If we use First-In First Out for our example above, we “sell off” that first bitcoin which was acquired at $12,000 on 1/1/20. The cost basis in this first bitcoin is $12,000, making the cost basis for 0.5 of this BTC $6,000 (0.5 * $12,000).
As denoted in the example, the fair market value at the time of 0.5 BTC at the time of trading was $4,000.
So by applying the formula, we can see that this transaction history triggers a $2,000 capital loss (4,000 - 6,000). This loss gets reported on your taxes and reduces your taxable income.
You can learn more about how various costing methods work to calculate your gains and loss for your crypto trades in this blog post: FIFO, LIFO, and HIFO for crypto trading.
As you can see throughout the examples above, to calculate your capital gains and losses from your crypto trading activity, you need to have records that keep track of your cost basis, fair market value, and USD gain or loss every time you dispose of a crypto (trade, sell, spend etc).
Without this information, you aren’t able to calculate your realized income from your trading activity, and you aren’t able to report it on your taxes.
This is extremely challenging for many cryptocurrency investors as most haven’t been keeping detailed records of their investing activity. Trying to track the cost basis and USD prices for all of their cryptos across all of their exchanges, wallets, and protocols at any given time quickly turns into a difficult, if not impossible, spreadsheet exercise.

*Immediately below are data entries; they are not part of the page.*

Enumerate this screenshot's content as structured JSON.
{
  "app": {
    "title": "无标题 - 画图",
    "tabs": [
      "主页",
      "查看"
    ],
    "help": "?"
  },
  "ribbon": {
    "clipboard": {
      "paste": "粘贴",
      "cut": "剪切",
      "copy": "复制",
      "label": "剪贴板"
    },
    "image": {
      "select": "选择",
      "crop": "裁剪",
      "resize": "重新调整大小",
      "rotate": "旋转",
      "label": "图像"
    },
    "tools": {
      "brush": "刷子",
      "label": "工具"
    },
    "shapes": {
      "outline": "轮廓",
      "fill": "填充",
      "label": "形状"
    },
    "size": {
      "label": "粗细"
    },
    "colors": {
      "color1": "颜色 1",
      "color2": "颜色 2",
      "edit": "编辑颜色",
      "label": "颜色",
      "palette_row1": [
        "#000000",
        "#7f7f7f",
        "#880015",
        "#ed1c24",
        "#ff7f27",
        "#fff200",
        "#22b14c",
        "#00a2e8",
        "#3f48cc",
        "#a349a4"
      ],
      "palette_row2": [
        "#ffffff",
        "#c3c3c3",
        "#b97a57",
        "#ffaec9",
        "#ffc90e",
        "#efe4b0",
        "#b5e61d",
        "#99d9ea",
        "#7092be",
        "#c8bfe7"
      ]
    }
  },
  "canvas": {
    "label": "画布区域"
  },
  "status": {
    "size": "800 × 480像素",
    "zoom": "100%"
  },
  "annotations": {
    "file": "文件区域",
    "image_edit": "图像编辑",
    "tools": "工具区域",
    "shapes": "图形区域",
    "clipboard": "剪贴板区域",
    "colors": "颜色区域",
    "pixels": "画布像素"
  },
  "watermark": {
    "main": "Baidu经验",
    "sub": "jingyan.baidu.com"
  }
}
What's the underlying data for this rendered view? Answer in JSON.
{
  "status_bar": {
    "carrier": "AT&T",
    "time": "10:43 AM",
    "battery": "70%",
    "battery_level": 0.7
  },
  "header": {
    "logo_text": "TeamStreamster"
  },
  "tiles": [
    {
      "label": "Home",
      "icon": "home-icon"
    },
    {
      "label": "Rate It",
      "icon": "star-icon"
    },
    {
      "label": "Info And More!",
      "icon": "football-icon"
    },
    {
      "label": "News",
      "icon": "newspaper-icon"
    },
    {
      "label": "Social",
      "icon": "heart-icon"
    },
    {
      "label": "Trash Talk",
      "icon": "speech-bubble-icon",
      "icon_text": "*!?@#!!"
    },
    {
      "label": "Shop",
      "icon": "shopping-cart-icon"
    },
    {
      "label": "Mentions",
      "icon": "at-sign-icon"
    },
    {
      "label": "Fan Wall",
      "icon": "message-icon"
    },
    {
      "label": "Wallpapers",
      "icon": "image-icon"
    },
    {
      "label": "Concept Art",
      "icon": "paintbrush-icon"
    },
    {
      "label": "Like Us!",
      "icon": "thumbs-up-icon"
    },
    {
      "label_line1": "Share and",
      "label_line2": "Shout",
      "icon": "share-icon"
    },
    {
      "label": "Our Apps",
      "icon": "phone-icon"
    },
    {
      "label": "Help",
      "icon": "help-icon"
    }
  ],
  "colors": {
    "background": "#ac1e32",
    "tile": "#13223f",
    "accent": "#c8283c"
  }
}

This is the reason why hundreds of thousands of crypto traders are turning to crypto tax software like CryptoTrader.Tax to automate all of their crypto tax reporting. You can sign up for a free account here.
If you’re like 90% of other cryptocurrency investors, you likely have only bought, sold, and traded crypto (i.e. capital gains investing activity) via a cryptocurrency exchange. This crypto income is considered capital gains income and is reported as such.
On the other hand, if you earned cryptocurrency—whether that's from a job, mining, staking or earning interest rewards—that earned income is generally treated as ordinary income and is reported as such.
We dive into the reporting for each of these income types below.
Your capital gains and losses from your crypto trades get reported on IRS Form 8949.
Form 8949 is the tax form that is used to report the sales and disposals of capital assets, including cryptocurrency. Other capital assets include things like stocks and bonds.
To fill out Form 8949, list all of your cryptocurrency trades, sells, and disposals onto Form 8949 (pictured below) along with the date you acquired the crypto, the date sold or traded, your proceeds (Fair Market Value), your cost basis, and your gain or loss for the trade.
Please check out CryptoTrader.Tax — The #1 Crypto Tax Software
Note: "The 1099-K is mandatory for a customer who in one calendar year does at least 200 transactions with proceeds totaling at least $20,000." Source: Forbes